Are families made up of the people we’re related to by blood or the people that we choose to be with? Untethered by Julie Lawson Timmer shines a light on this issue by highlighting both “first families” and “blended families” along with the unspoken rules that come with being a guardian, but not a biological parent.
When Charlotte’s husband dies, she quickly realizes that she doesn’t have custody of her beloved stepdaughter, Allie. Charlotte and Allie have always had a good relationship, but it’s thrown for a loop without the connecting link of Bradley. As they grieve, they must face the emergence of Allie’s flaky biological mother and Allie begins to act out for the first time in her life. The only person keeping Allie balanced is Morgan, the young girl she tutors. When Morgan faces trouble, Charlotte and Allie are brought together to help her on a wild journey.
While reading I noticed that there are long stretches of monologue, especially from Charlotte, which was a bit unusual compared to other books I’ve read lately. Although the story was both touching and thought provoking, I would have liked to feel a stronger sense of urgency. Don’t get me wrong though, I enjoyed this book.

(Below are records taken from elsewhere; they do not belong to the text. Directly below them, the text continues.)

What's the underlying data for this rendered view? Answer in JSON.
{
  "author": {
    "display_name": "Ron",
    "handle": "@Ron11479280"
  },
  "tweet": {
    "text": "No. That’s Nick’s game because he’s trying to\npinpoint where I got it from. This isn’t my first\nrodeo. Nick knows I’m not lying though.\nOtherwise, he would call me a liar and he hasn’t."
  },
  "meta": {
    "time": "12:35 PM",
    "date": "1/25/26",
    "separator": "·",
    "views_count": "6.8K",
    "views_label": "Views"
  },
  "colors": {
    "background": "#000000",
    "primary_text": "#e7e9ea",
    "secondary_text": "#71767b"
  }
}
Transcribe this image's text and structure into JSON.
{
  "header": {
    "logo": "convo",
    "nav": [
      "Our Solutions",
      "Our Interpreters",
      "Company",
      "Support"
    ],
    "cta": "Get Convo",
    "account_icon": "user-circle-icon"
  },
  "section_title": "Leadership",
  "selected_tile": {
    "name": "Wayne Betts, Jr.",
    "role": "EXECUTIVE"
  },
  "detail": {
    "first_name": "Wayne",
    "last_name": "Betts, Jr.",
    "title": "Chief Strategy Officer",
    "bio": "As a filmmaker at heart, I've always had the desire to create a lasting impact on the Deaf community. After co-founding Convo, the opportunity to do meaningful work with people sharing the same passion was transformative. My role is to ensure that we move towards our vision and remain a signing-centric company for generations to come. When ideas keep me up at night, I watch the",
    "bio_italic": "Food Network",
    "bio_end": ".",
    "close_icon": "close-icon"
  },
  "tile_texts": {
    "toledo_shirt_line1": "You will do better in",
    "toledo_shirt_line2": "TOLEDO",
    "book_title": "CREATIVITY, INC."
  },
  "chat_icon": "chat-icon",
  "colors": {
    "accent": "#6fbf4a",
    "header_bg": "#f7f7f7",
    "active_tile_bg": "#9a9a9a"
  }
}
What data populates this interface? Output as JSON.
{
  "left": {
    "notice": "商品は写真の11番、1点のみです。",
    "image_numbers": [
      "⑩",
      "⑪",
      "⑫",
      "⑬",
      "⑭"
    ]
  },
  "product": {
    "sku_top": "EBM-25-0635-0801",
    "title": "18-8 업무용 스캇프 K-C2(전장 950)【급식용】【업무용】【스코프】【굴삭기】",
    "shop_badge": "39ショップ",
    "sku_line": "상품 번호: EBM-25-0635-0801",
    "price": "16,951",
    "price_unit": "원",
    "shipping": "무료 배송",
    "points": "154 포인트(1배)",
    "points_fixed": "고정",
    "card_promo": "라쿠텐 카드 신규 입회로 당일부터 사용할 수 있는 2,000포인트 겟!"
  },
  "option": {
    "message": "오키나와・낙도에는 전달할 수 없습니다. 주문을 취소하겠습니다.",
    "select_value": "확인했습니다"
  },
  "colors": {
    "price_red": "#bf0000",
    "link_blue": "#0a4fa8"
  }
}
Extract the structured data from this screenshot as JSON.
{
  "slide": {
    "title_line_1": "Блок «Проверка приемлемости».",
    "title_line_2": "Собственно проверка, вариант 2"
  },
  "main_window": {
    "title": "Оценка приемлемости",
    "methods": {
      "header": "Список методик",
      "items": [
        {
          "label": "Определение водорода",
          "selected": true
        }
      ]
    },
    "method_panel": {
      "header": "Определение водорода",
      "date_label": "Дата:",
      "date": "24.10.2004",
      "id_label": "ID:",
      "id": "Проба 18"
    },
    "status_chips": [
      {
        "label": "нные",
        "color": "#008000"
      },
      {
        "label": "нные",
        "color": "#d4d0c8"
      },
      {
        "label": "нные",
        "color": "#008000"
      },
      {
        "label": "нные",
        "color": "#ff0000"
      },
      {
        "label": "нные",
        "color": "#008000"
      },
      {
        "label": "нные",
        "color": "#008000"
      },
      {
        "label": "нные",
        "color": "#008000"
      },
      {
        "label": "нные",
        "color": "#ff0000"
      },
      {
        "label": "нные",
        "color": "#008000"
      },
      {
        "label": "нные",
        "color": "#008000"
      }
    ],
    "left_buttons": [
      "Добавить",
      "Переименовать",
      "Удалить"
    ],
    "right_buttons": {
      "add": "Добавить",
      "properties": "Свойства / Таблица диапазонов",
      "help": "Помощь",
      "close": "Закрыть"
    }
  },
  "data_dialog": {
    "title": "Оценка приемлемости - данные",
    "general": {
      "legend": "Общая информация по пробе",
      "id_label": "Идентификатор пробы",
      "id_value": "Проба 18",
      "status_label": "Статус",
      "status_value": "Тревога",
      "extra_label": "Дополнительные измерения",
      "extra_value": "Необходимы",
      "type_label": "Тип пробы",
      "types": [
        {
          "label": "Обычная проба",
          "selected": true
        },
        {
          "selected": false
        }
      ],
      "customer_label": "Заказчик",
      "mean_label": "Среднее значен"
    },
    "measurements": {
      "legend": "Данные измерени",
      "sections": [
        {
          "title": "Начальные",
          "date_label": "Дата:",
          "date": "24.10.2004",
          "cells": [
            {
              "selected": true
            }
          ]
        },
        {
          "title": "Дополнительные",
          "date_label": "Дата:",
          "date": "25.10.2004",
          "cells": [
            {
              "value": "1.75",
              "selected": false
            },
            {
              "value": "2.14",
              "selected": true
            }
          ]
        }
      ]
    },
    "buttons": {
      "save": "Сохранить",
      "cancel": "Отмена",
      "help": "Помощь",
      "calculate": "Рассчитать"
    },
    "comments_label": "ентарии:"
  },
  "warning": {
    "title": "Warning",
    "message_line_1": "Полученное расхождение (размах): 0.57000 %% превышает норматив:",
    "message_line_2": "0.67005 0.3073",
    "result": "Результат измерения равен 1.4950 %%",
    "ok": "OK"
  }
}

Overall, Untethered is a well-written story about the family we’re born into and the family we choose.